There are two ways you can use LinkedIn to prepare for a salary negotiation. Both tips provide potential data points that you can use for benchmarking and market research.
1) The most straightforward way is to access LinkedIn’s salary feature. As a quick refresher, this was rolled out in 2016 and is available in the US, UK, and Canada. It’s accessible to you for one year “for free” but there is a non-monetary cost. To collect personalized research, you must provide your own salary to LinkedIn annually (they promise your salary will not be shared or displayed publicly). I have written about it in past issues of this newsletter in November 2017 and April 2018. Since it’s been a while, and this issue is devoted to salary negotiation, I thought I’d provide a reboot.
If you’re interested in taking advantage of this feature, here’s how to submit your salary to get started.
2) You could also browse job postings on LinkedIn. Since some job advertisements mention salary information, this can be another way, though it is more difficult and less accurate.
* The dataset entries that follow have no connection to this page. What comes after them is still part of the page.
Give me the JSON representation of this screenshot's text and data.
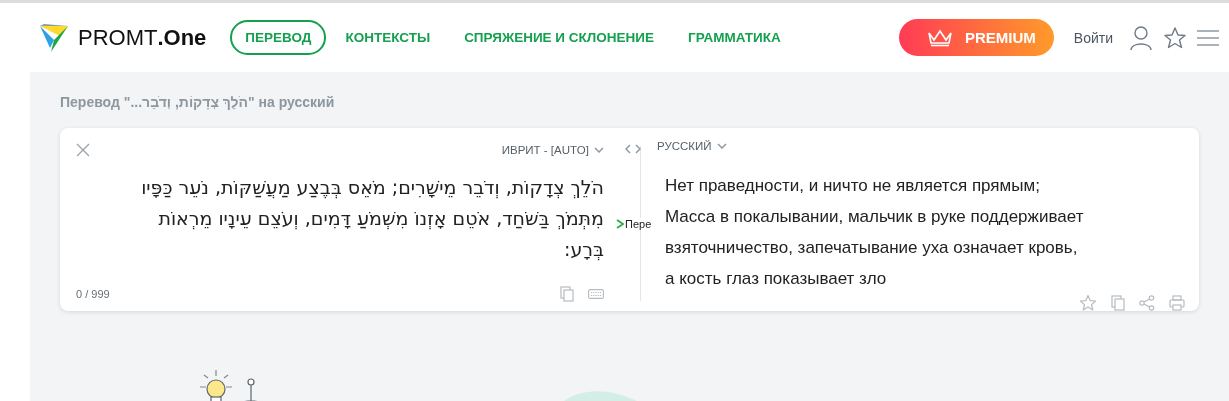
{
  "header": {
    "logo": {
      "name": "PROMT",
      "suffix": ".One"
    },
    "nav": [
      {
        "label": "ПЕРЕВОД",
        "selected": true
      },
      {
        "label": "КОНТЕКСТЫ",
        "selected": false
      },
      {
        "label": "СПРЯЖЕНИЕ И СКЛОНЕНИЕ",
        "selected": false
      },
      {
        "label": "ГРАММАТИКА",
        "selected": false
      }
    ],
    "premium": "PREMIUM",
    "login": "Войти"
  },
  "page_title": "Перевод \"...הֹלֵךְ צְדָקוֹת, וְדֹבֵר\" на русский",
  "translator": {
    "source_lang": "ИВРИТ - [AUTO]",
    "target_lang": "РУССКИЙ",
    "source_text": "הֹלֵךְ צְדָקוֹת, וְדֹבֵר מֵישָׁרִים; מֹאֵס בְּבֶצַע מַעֲשַׁקּוֹת, נֹעֵר כַּפָּיו מִתְּמֹךְ בַּשֹּׁחַד, אֹטֵם אָזְנוֹ מִשְּׁמֹעַ דָּמִים, וְעֹצֵם עֵינָיו מֵרְאוֹת בְּרָע:",
    "counter": "0 / 999",
    "overlay_label": "Пере",
    "target_lines": [
      "Нет праведности, и ничто не является прямым;",
      "Масса в покалывании, мальчик в руке поддерживает",
      "взяточничество, запечатывание уха означает кровь,",
      "а кость глаз показывает зло"
    ]
  }
}
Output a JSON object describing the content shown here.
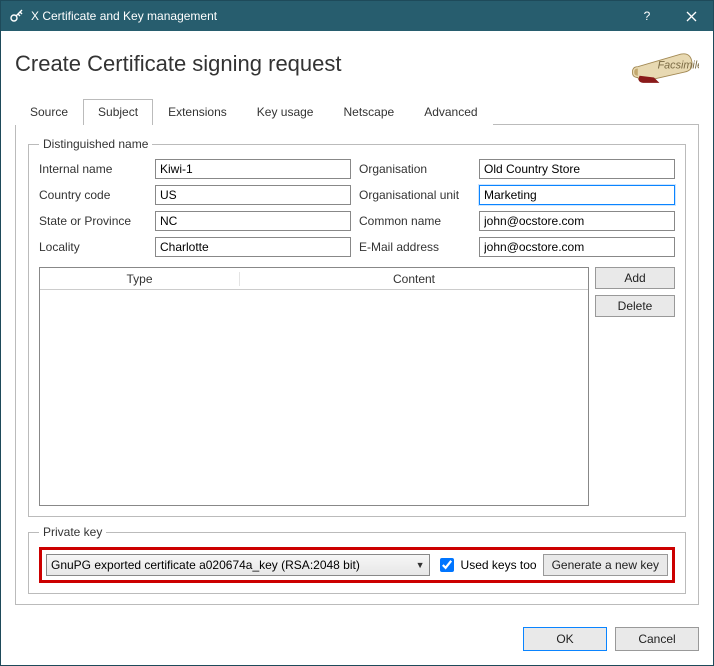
{
  "window": {
    "title": "X Certificate and Key management"
  },
  "page": {
    "heading": "Create Certificate signing request"
  },
  "tabs": {
    "source": "Source",
    "subject": "Subject",
    "extensions": "Extensions",
    "keyusage": "Key usage",
    "netscape": "Netscape",
    "advanced": "Advanced"
  },
  "dn": {
    "legend": "Distinguished name",
    "labels": {
      "internal_name": "Internal name",
      "country": "Country code",
      "state": "State or Province",
      "locality": "Locality",
      "organisation": "Organisation",
      "ou": "Organisational unit",
      "cn": "Common name",
      "email": "E-Mail address"
    },
    "values": {
      "internal_name": "Kiwi-1",
      "country": "US",
      "state": "NC",
      "locality": "Charlotte",
      "organisation": "Old Country Store",
      "ou": "Marketing",
      "cn": "john@ocstore.com",
      "email": "john@ocstore.com"
    }
  },
  "table": {
    "col_type": "Type",
    "col_content": "Content"
  },
  "buttons": {
    "add": "Add",
    "delete": "Delete",
    "ok": "OK",
    "cancel": "Cancel",
    "gen_key": "Generate a new key"
  },
  "pk": {
    "legend": "Private key",
    "selected": "GnuPG exported certificate a020674a_key (RSA:2048 bit)",
    "used_keys": "Used keys too"
  }
}
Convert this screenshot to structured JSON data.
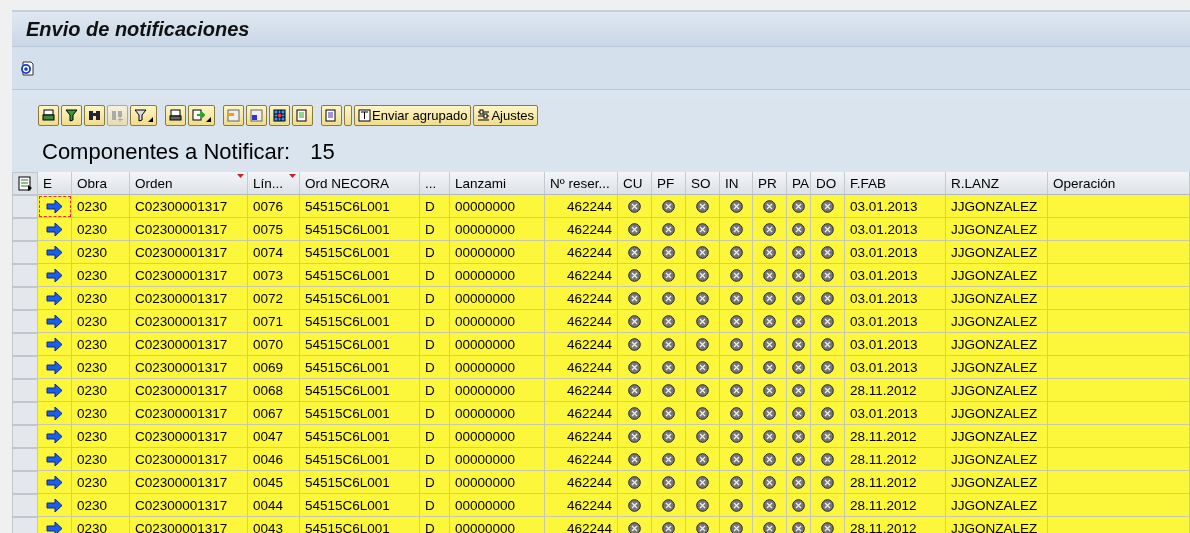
{
  "window": {
    "title": "Envio de notificaciones"
  },
  "app_toolbar": {
    "refresh_enabled": true
  },
  "alv_toolbar": {
    "groups": [
      [
        {
          "kind": "icon",
          "disabled": false,
          "dropdown": false
        },
        {
          "kind": "icon",
          "disabled": false,
          "dropdown": false
        },
        {
          "kind": "icon",
          "disabled": false,
          "dropdown": false
        },
        {
          "kind": "icon",
          "disabled": true,
          "dropdown": false
        },
        {
          "kind": "icon",
          "disabled": false,
          "dropdown": true
        }
      ],
      [
        {
          "kind": "icon",
          "disabled": false,
          "dropdown": false
        },
        {
          "kind": "icon",
          "disabled": false,
          "dropdown": true
        }
      ],
      [
        {
          "kind": "icon",
          "disabled": false,
          "dropdown": false
        },
        {
          "kind": "icon",
          "disabled": false,
          "dropdown": false
        },
        {
          "kind": "icon",
          "disabled": false,
          "dropdown": false
        },
        {
          "kind": "icon",
          "disabled": false,
          "dropdown": false
        }
      ],
      [
        {
          "kind": "icon",
          "disabled": false,
          "dropdown": false
        },
        {
          "kind": "spacer",
          "disabled": false,
          "dropdown": false
        },
        {
          "kind": "text",
          "label": "Enviar agrupado",
          "disabled": false,
          "dropdown": false
        },
        {
          "kind": "text",
          "label": "Ajustes",
          "disabled": false,
          "dropdown": false
        }
      ]
    ]
  },
  "heading": {
    "label": "Componentes a Notificar:",
    "count": "15"
  },
  "table": {
    "columns": [
      {
        "label": "E",
        "sorted": false
      },
      {
        "label": "Obra",
        "sorted": false
      },
      {
        "label": "Orden",
        "sorted": true
      },
      {
        "label": "Lín...",
        "sorted": true
      },
      {
        "label": "Ord NECORA",
        "sorted": false
      },
      {
        "label": "...",
        "sorted": false
      },
      {
        "label": "Lanzami",
        "sorted": false
      },
      {
        "label": "Nº reser...",
        "sorted": false
      },
      {
        "label": "CU",
        "sorted": false
      },
      {
        "label": "PF",
        "sorted": false
      },
      {
        "label": "SO",
        "sorted": false
      },
      {
        "label": "IN",
        "sorted": false
      },
      {
        "label": "PR",
        "sorted": false
      },
      {
        "label": "PA",
        "sorted": false
      },
      {
        "label": "DO",
        "sorted": false
      },
      {
        "label": "F.FAB",
        "sorted": false
      },
      {
        "label": "R.LANZ",
        "sorted": false
      },
      {
        "label": "Operación",
        "sorted": false
      }
    ],
    "rows": [
      {
        "focused": true,
        "obra": "0230",
        "orden": "C02300001317",
        "lin": "0076",
        "necora": "54515C6L001",
        "flag": "D",
        "lanzami": "00000000",
        "reserva": "462244",
        "ffab": "03.01.2013",
        "rlanz": "JJGONZALEZ"
      },
      {
        "focused": false,
        "obra": "0230",
        "orden": "C02300001317",
        "lin": "0075",
        "necora": "54515C6L001",
        "flag": "D",
        "lanzami": "00000000",
        "reserva": "462244",
        "ffab": "03.01.2013",
        "rlanz": "JJGONZALEZ"
      },
      {
        "focused": false,
        "obra": "0230",
        "orden": "C02300001317",
        "lin": "0074",
        "necora": "54515C6L001",
        "flag": "D",
        "lanzami": "00000000",
        "reserva": "462244",
        "ffab": "03.01.2013",
        "rlanz": "JJGONZALEZ"
      },
      {
        "focused": false,
        "obra": "0230",
        "orden": "C02300001317",
        "lin": "0073",
        "necora": "54515C6L001",
        "flag": "D",
        "lanzami": "00000000",
        "reserva": "462244",
        "ffab": "03.01.2013",
        "rlanz": "JJGONZALEZ"
      },
      {
        "focused": false,
        "obra": "0230",
        "orden": "C02300001317",
        "lin": "0072",
        "necora": "54515C6L001",
        "flag": "D",
        "lanzami": "00000000",
        "reserva": "462244",
        "ffab": "03.01.2013",
        "rlanz": "JJGONZALEZ"
      },
      {
        "focused": false,
        "obra": "0230",
        "orden": "C02300001317",
        "lin": "0071",
        "necora": "54515C6L001",
        "flag": "D",
        "lanzami": "00000000",
        "reserva": "462244",
        "ffab": "03.01.2013",
        "rlanz": "JJGONZALEZ"
      },
      {
        "focused": false,
        "obra": "0230",
        "orden": "C02300001317",
        "lin": "0070",
        "necora": "54515C6L001",
        "flag": "D",
        "lanzami": "00000000",
        "reserva": "462244",
        "ffab": "03.01.2013",
        "rlanz": "JJGONZALEZ"
      },
      {
        "focused": false,
        "obra": "0230",
        "orden": "C02300001317",
        "lin": "0069",
        "necora": "54515C6L001",
        "flag": "D",
        "lanzami": "00000000",
        "reserva": "462244",
        "ffab": "03.01.2013",
        "rlanz": "JJGONZALEZ"
      },
      {
        "focused": false,
        "obra": "0230",
        "orden": "C02300001317",
        "lin": "0068",
        "necora": "54515C6L001",
        "flag": "D",
        "lanzami": "00000000",
        "reserva": "462244",
        "ffab": "28.11.2012",
        "rlanz": "JJGONZALEZ"
      },
      {
        "focused": false,
        "obra": "0230",
        "orden": "C02300001317",
        "lin": "0067",
        "necora": "54515C6L001",
        "flag": "D",
        "lanzami": "00000000",
        "reserva": "462244",
        "ffab": "03.01.2013",
        "rlanz": "JJGONZALEZ"
      },
      {
        "focused": false,
        "obra": "0230",
        "orden": "C02300001317",
        "lin": "0047",
        "necora": "54515C6L001",
        "flag": "D",
        "lanzami": "00000000",
        "reserva": "462244",
        "ffab": "28.11.2012",
        "rlanz": "JJGONZALEZ"
      },
      {
        "focused": false,
        "obra": "0230",
        "orden": "C02300001317",
        "lin": "0046",
        "necora": "54515C6L001",
        "flag": "D",
        "lanzami": "00000000",
        "reserva": "462244",
        "ffab": "28.11.2012",
        "rlanz": "JJGONZALEZ"
      },
      {
        "focused": false,
        "obra": "0230",
        "orden": "C02300001317",
        "lin": "0045",
        "necora": "54515C6L001",
        "flag": "D",
        "lanzami": "00000000",
        "reserva": "462244",
        "ffab": "28.11.2012",
        "rlanz": "JJGONZALEZ"
      },
      {
        "focused": false,
        "obra": "0230",
        "orden": "C02300001317",
        "lin": "0044",
        "necora": "54515C6L001",
        "flag": "D",
        "lanzami": "00000000",
        "reserva": "462244",
        "ffab": "28.11.2012",
        "rlanz": "JJGONZALEZ"
      },
      {
        "focused": false,
        "obra": "0230",
        "orden": "C02300001317",
        "lin": "0043",
        "necora": "54515C6L001",
        "flag": "D",
        "lanzami": "00000000",
        "reserva": "462244",
        "ffab": "28.11.2012",
        "rlanz": "JJGONZALEZ"
      }
    ]
  }
}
First, it’s harder to find the information because many employers don’t post salaries so you must browse through mahttps://www.linkedin.com/help/linkedin/answer/73514/submitting-your-salary-data-to-linkedin?lang=enny postings to find a few data points. Second, the salary shared is what’s posted, not necessarily what the company ends up paying the final candidate. Even though this can be cumbersome, if you’re not having luck in other places, this is one more way to gather numbers.